Welcome to Partially Obstructed View. We are each restrained by the limits of our own perspective, but when we meet to share information a clearer picture of the truth can be revealed. Comments & criticisms are welcome.

Thursday, 9 June 2011

What’s Up with Julian?

    Julian de Guzman was, until recently, Canada’s brightest footballing star. Following a youth career that saw him soar from Scarborough to Marseille, he began his professional career in the 2nd German Bundesliga, worked his way up to the 1st division, and earned a transfer to La Liga’s Deportivo La Coruña where after a slow start to life in Spain he adapted and was named the club’s player of the season.

    The downfall began as a dispute between himself and the Spanish club over financial matters. Monies owed to him for appearances, image rights and bonuses failed to materialize prompting difficulties as the two parties discussed a new contract. At the time rumours of interest in the solid midfielder were coming from Germany, England and within Spain.

    When satisfactory contract offers failed to materialize de Guzman accepted the far-fetched, fan-appeasing, and desperation-inspired move put forth by then director of soccer, Maurice Johnston, to Toronto FC. Mo had been under-fire from media and fans alike for the poor product he and MLSE had been selling – at times it seemed Mo’s scouting circles consisted of friendly agents and fan message boards – so this attempt at bringing back a hometown hero, as with Dwayne De Rosario, was meant to placate the unrest in the stands.

    While Toronto FC fans are renowned for their passion, at times their knowledge of the game is lost in the fire. Julian was never an offensive force, he could contribute on occasion, but it was simply not a part of his game as practiced for 9 seasons in Europe. Some appeared to think that his signing of a DP (designated player) contract should have had him become a different player; the box-to-box goal-scorer they desired.

    One can never blame an athlete for their contract. The club drafts the final edit, agrees and oversees all inclusions, and the blame rests with them should there be unhappiness with it post-agreement.

    Some make wild claims that TFC is better without Julian, spurious to be sure, as his strength in the defensive midfield has made disastrous seasons of poor matches much better than could have been. It is true that at times he has played poorly, passes have gone astray and his frustrations have become evident. When he is not on the field, seldom has the team done well, and usually they look lost without him.

    Perhaps was he to tally his first goal some of that bad-will would dissolve in the joy of the occasion. And this relationship could progress with a better understanding by those parties involved.

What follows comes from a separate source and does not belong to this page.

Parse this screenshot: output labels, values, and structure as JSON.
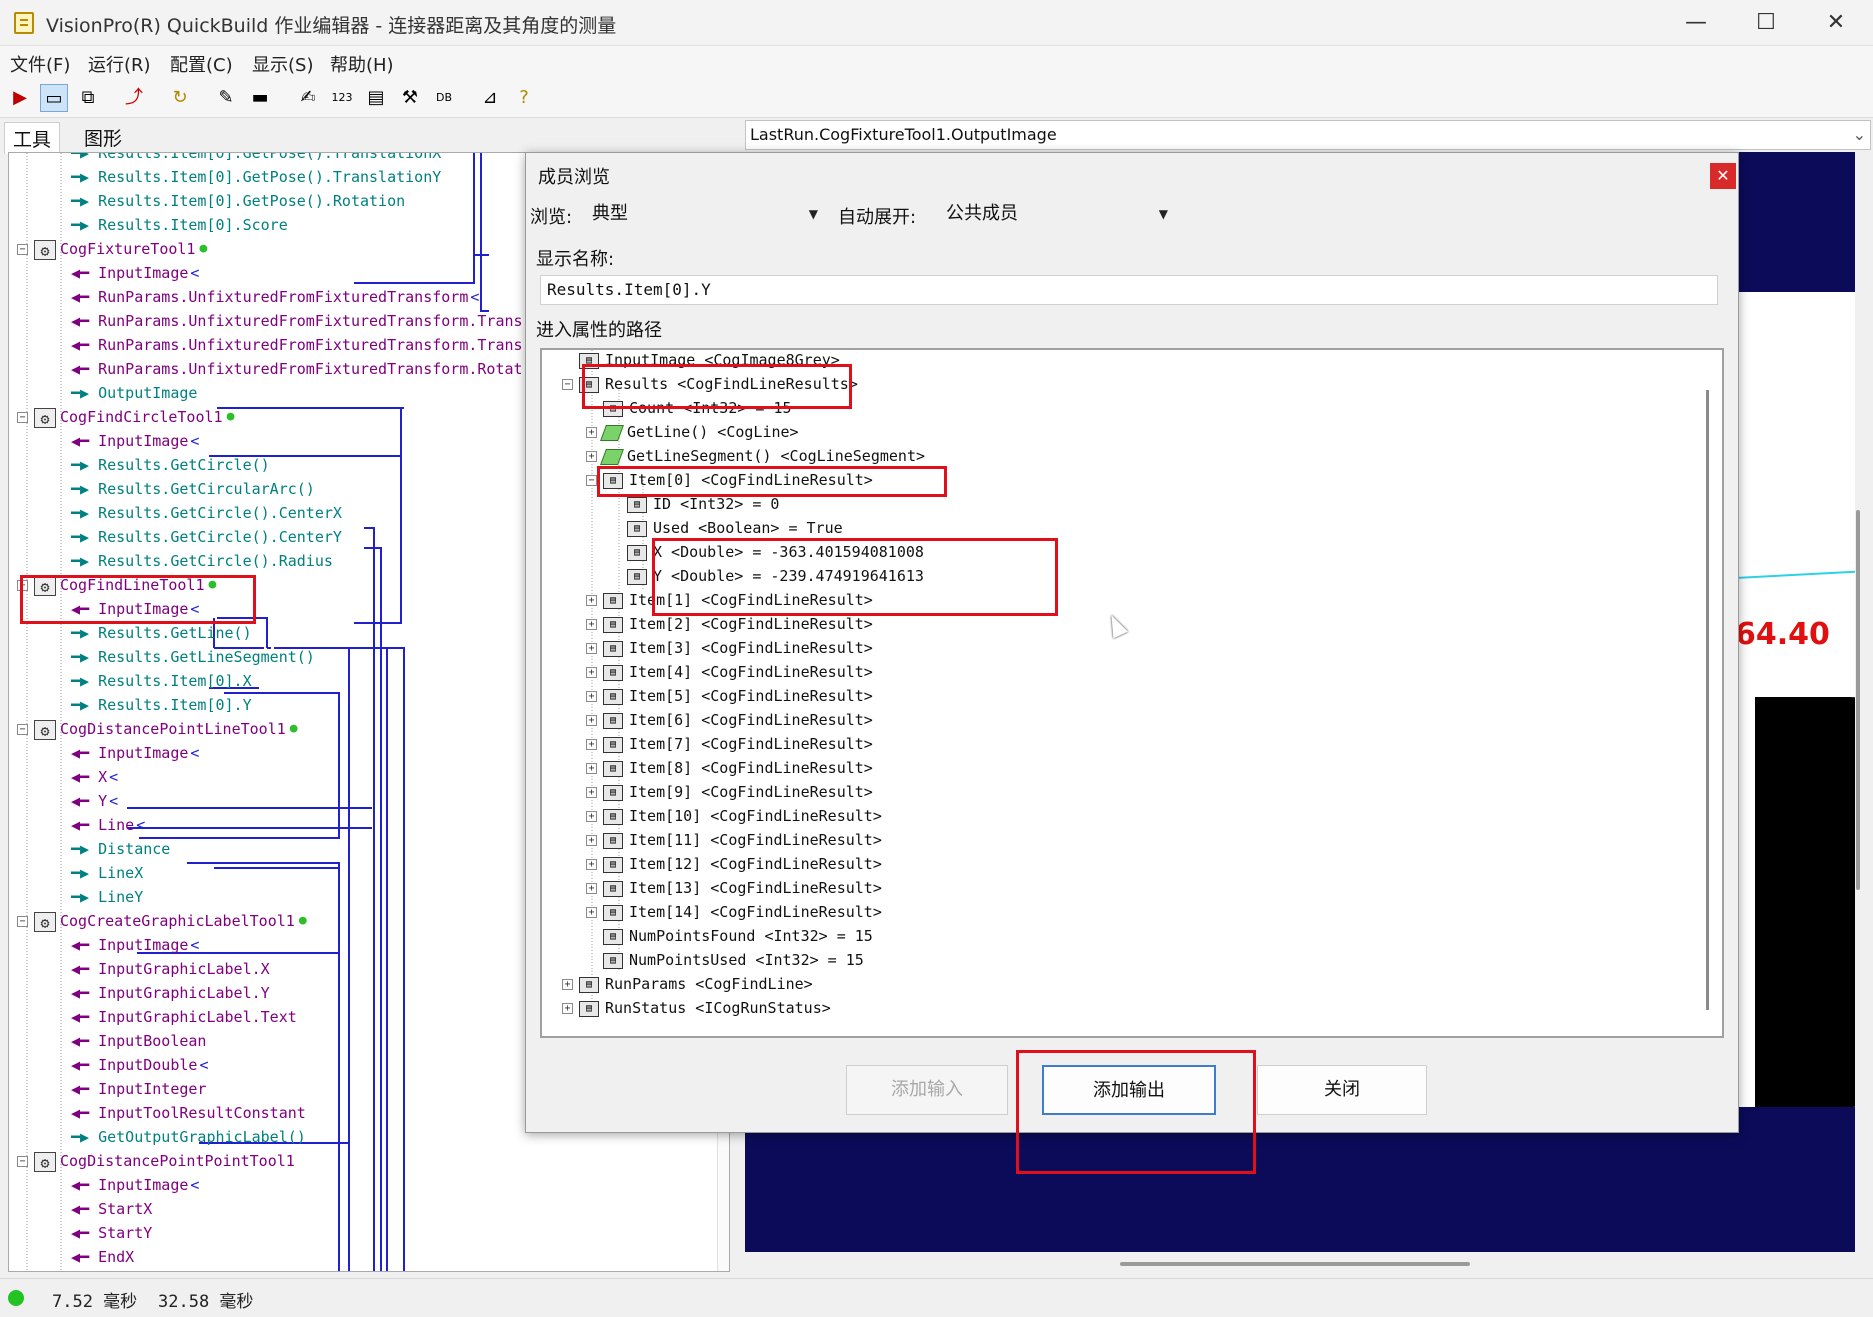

    As Sean Keay discussed on the Footy Show podcast, returning home to Toronto was never going to be an easy transition. de Guzman had spent 12 years overseas, away from his family, friends and the trappings that come with them. That focus that guided him to a brilliant - by Canadian standards – career could easily be lost in the comforts of home. Could it be that these everyday distractions that had been an ocean away have eaten away at his game?

    Did his blackballing from a career that should have continued in Europe and the sting of not being paid in full and on time for his hard work leave him jaded towards the so-called professionalism of the game?

    Those possibilities combined with a nagging knee injury that was rarely discussed, the adaptation period that all players must struggle with as they switch leagues, and the general dysfunction that he encountered both on and off the pitch in Toronto would have an influence over his overall game.

    TFC has been a mess since its inception. Julian is the perfect centrepiece to build new coach Aron Winter’s philosophy around. He will be a hero, idol, and mentor to the academy; he can be an inspiration to his teammates and fans, if he is given the support he needs to succeed. The fans must get off his back, appreciate him for his skills, not worry about his wage packed, and cheer the man that did Canada proud in the best leagues in Europe. The team needs to surround him with players that can do their jobs well and combine with him to create a functional whole worthy of the support.

    Julian is still a young man; he has many more good years to give to TFC. With this understanding and some patience, he can still be the cornerstone for this organization to build itself into a true club; to compete in MLS and to represent well internationally while bringing fans and success to Toronto. He hasn’t been given the chance to succeed yet, and his career has earned him that. 

No comments:

Post a Comment